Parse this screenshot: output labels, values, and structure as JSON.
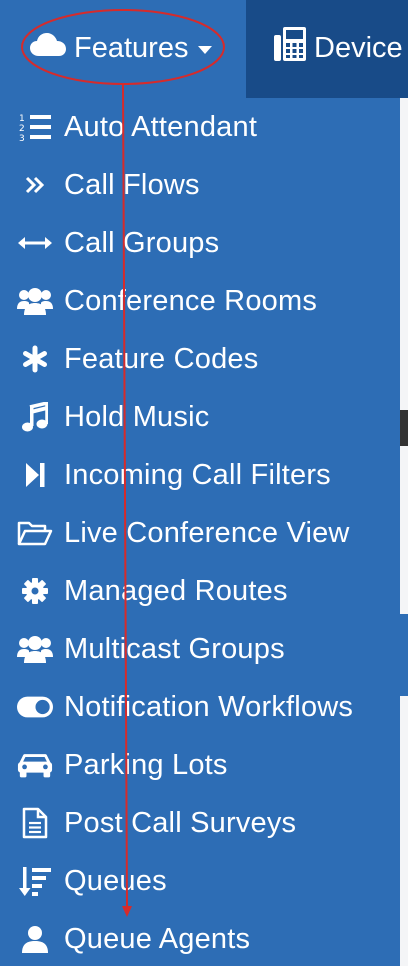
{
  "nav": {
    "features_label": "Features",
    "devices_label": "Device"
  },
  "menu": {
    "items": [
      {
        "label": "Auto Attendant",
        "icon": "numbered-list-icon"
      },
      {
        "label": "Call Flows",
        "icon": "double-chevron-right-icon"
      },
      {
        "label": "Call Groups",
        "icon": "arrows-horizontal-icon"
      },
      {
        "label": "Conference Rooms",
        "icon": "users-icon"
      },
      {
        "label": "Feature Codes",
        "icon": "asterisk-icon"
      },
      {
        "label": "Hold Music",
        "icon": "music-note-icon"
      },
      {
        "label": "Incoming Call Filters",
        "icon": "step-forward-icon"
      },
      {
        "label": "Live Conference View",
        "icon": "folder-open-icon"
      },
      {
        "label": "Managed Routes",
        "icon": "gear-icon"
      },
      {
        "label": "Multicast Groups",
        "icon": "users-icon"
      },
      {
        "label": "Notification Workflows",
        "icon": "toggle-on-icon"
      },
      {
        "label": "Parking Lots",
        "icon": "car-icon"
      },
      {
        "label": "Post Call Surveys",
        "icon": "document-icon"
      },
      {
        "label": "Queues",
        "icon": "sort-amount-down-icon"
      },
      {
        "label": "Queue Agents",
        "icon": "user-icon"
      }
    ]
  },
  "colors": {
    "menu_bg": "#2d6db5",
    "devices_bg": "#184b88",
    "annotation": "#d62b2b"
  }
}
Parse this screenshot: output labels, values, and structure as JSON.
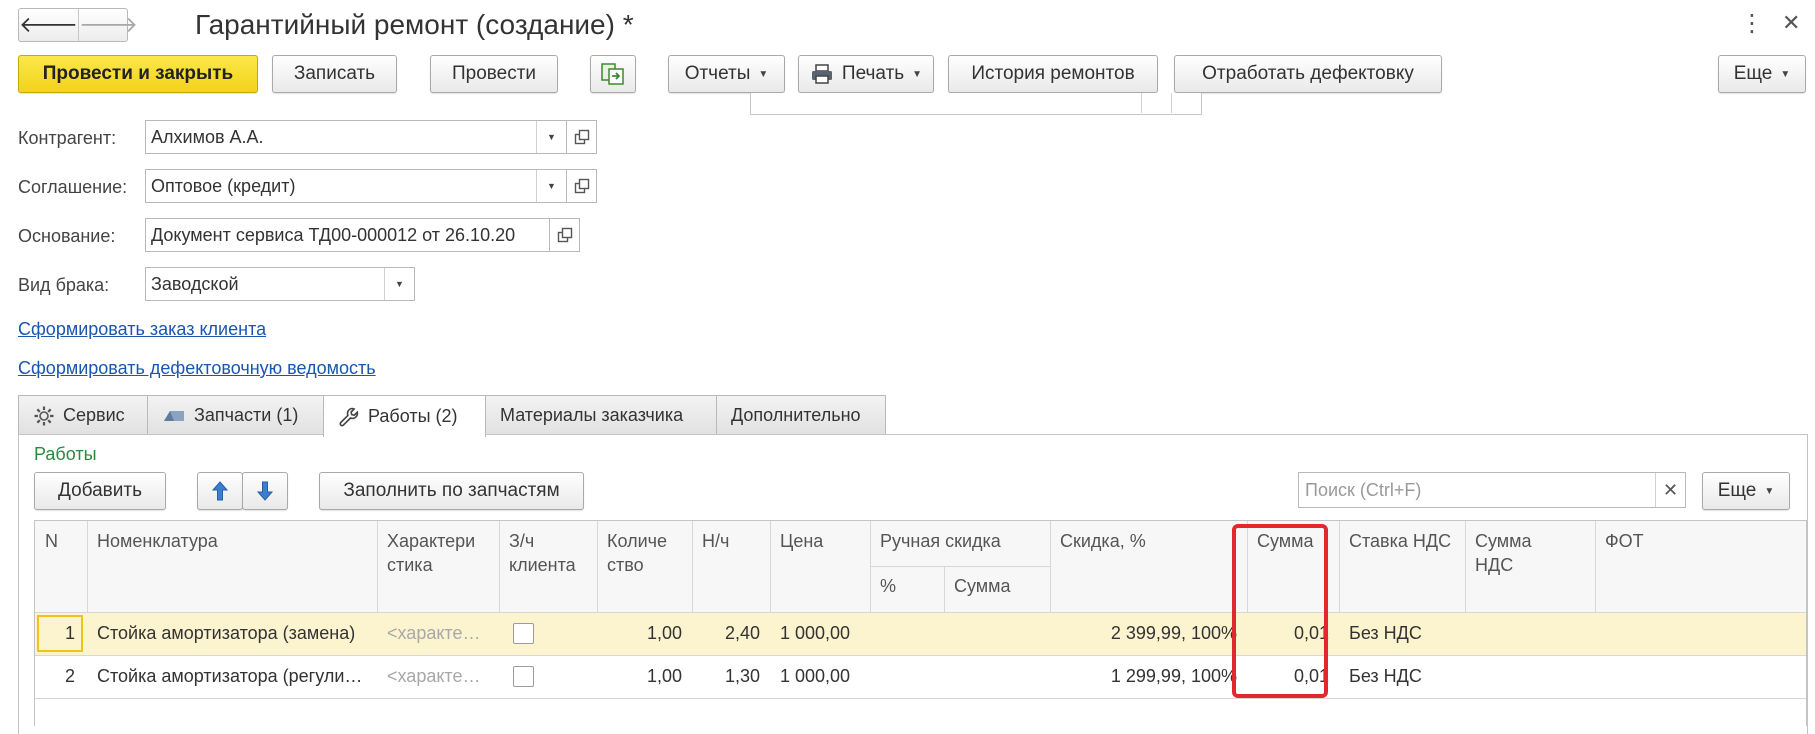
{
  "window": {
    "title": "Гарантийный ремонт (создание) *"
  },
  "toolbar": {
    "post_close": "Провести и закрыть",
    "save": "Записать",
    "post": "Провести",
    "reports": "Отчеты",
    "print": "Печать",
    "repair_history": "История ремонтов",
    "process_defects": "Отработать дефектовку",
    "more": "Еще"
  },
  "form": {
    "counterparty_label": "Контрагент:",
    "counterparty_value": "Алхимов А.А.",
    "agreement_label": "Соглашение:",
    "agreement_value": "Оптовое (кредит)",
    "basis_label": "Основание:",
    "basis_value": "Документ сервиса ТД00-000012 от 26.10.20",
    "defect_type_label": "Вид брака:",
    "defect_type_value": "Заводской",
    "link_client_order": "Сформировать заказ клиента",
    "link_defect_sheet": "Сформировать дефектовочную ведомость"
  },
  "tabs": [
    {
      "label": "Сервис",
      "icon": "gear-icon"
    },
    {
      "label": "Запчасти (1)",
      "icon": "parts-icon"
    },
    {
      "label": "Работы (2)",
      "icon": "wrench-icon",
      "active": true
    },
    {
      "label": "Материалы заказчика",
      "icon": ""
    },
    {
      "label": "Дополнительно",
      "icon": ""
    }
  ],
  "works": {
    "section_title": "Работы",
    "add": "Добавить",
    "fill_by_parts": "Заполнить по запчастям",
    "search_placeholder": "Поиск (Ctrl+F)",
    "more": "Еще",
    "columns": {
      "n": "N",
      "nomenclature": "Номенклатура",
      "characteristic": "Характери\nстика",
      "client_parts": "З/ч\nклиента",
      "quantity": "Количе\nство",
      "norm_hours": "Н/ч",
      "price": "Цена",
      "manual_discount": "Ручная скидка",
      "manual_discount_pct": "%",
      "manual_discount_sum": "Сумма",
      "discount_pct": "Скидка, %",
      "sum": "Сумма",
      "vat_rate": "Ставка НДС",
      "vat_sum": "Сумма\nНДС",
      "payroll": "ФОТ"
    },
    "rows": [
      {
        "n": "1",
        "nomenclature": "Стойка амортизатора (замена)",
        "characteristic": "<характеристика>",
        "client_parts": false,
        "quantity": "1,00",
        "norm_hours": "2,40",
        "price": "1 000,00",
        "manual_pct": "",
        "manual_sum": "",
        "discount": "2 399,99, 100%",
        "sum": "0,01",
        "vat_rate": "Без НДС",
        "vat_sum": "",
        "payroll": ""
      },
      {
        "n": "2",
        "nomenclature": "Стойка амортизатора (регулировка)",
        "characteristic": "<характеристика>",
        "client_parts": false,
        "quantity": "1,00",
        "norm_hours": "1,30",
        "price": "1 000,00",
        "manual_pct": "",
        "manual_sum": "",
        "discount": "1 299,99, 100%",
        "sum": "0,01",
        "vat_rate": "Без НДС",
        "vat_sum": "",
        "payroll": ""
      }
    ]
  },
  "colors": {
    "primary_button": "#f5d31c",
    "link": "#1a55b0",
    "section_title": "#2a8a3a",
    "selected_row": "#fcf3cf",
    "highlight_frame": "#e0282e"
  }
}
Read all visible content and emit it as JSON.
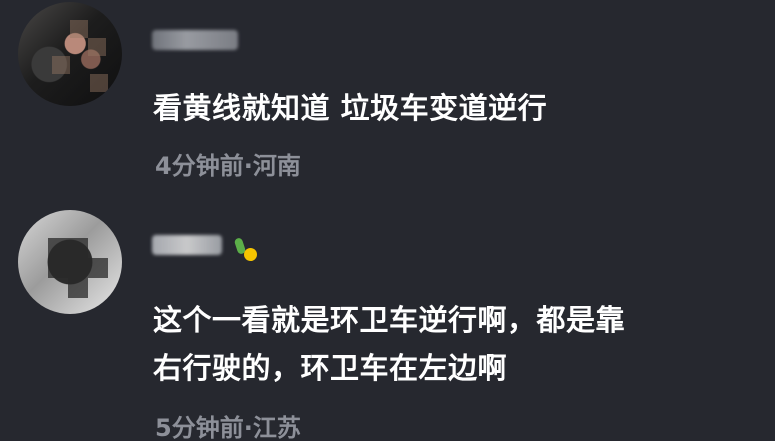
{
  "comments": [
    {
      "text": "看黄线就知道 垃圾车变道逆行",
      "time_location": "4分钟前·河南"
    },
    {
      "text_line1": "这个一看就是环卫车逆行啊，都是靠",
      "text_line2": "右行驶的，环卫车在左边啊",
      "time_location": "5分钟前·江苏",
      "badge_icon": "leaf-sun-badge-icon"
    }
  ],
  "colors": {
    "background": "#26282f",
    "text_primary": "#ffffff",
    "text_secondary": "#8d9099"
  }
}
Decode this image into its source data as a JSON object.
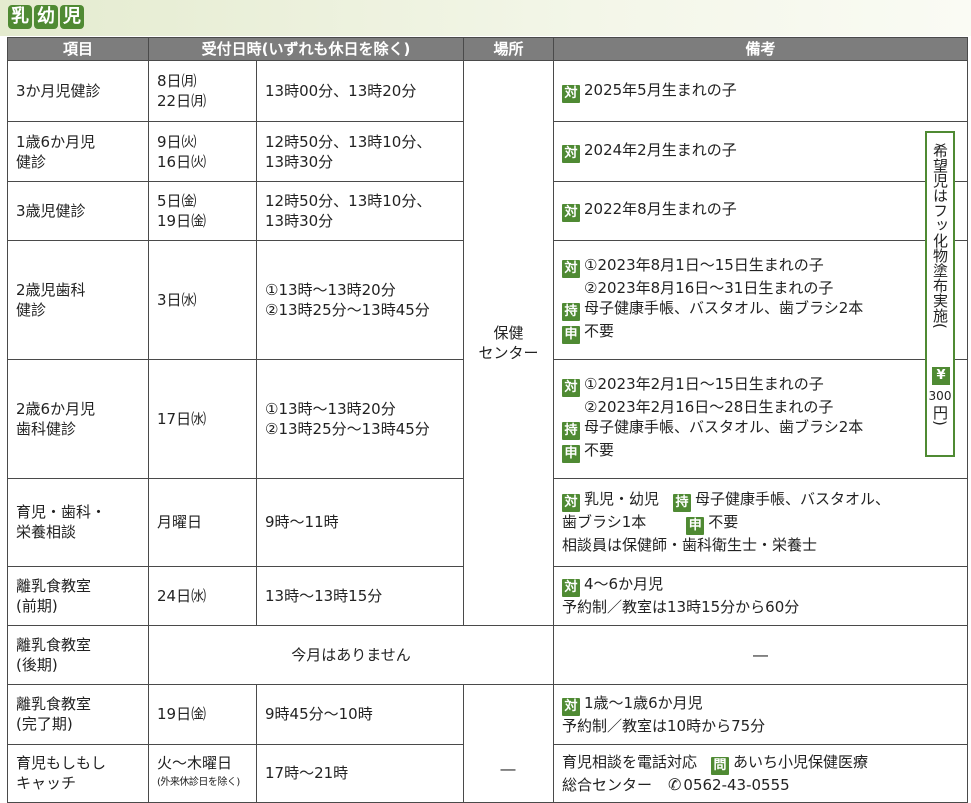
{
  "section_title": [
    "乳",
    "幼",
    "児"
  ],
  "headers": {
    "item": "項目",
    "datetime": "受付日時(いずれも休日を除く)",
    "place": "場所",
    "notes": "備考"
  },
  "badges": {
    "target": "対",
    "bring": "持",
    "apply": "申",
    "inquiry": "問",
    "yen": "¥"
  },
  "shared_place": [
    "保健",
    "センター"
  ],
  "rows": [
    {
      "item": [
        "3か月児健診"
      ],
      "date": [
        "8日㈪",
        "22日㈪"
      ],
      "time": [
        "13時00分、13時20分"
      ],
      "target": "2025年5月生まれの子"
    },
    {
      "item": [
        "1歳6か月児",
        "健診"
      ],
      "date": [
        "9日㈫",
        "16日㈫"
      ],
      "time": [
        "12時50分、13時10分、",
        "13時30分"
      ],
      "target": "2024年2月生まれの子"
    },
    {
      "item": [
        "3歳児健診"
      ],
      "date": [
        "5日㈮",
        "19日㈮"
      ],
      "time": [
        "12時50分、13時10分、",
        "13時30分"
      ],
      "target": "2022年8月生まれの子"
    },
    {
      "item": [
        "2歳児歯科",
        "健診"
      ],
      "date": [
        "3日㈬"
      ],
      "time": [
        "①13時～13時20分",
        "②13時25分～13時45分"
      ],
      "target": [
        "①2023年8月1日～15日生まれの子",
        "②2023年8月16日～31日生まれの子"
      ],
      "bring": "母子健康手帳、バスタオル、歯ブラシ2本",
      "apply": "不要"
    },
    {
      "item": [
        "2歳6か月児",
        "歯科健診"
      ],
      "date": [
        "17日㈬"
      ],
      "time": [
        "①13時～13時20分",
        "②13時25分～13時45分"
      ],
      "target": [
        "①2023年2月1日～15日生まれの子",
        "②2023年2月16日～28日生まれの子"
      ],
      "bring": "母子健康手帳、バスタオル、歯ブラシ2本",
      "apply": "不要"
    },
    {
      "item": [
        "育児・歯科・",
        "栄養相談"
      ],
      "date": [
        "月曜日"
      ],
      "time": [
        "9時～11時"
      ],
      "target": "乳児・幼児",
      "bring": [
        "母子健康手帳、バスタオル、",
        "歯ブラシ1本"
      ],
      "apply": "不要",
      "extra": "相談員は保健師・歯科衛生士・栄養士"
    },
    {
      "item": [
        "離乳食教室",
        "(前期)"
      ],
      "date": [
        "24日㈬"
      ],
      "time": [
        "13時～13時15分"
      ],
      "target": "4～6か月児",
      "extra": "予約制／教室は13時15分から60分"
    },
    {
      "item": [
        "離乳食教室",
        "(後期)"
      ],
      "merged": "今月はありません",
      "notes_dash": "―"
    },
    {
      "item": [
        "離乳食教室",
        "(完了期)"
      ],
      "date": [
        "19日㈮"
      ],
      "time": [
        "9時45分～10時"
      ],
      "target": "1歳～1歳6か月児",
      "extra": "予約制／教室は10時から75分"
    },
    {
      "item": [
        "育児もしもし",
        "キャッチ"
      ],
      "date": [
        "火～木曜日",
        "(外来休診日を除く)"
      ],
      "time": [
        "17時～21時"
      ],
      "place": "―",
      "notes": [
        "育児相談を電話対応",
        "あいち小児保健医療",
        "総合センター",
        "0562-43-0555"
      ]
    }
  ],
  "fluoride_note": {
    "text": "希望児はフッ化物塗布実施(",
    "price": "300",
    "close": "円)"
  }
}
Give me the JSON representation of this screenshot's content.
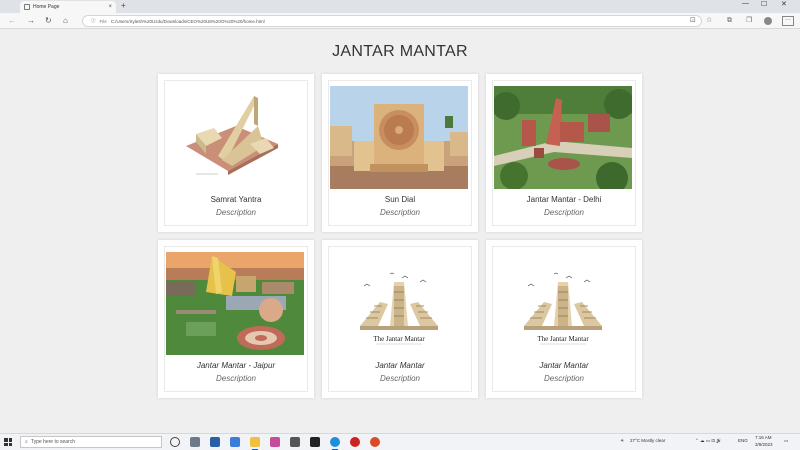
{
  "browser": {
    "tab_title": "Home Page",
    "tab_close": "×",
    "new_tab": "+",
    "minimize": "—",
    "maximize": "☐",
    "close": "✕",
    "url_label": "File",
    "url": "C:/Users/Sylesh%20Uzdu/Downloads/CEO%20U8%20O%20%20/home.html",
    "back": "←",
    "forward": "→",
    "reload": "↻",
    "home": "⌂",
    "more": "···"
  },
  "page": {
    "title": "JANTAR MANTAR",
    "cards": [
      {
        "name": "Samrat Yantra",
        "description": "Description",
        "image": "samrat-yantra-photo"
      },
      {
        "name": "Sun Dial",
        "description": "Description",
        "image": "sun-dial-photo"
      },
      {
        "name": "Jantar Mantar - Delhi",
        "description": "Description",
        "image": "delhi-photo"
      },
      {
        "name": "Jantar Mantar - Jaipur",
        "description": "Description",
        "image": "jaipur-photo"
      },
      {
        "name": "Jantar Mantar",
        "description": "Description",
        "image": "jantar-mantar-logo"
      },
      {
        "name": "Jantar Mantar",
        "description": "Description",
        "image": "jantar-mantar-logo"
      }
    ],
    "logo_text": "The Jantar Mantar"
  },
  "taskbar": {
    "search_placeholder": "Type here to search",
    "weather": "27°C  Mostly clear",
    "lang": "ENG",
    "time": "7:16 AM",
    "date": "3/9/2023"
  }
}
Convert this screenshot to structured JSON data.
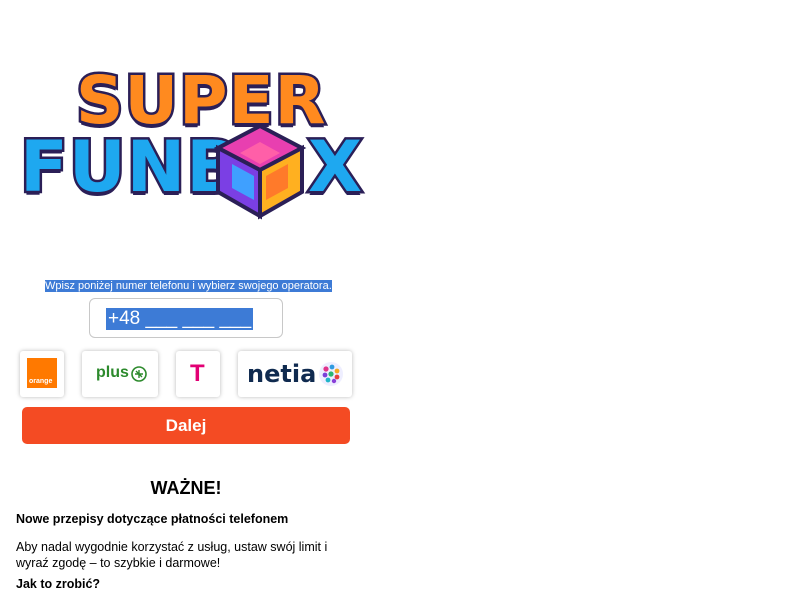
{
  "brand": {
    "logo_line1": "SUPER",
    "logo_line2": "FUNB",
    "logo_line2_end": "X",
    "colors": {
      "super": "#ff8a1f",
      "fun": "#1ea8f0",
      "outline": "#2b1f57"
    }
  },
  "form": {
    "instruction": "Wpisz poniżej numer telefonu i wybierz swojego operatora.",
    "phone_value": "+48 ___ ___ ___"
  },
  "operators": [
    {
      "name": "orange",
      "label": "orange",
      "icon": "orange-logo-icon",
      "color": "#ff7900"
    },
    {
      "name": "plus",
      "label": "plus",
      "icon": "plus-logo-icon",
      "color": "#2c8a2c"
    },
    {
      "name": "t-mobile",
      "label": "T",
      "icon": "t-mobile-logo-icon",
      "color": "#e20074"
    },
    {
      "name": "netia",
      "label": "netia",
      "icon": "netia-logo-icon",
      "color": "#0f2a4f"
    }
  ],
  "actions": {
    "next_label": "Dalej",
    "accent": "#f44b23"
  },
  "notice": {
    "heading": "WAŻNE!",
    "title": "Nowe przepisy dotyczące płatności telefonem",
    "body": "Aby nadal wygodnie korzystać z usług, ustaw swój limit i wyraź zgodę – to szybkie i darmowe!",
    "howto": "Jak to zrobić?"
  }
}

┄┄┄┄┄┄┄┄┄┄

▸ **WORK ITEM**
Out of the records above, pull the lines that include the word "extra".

▸ **RESPONSE AREA**
      "extra": "相談員は保健師・歯科衛生士・栄養士"
      "extra": "予約制／教室は13時15分から60分"
      "extra": "予約制／教室は10時から75分"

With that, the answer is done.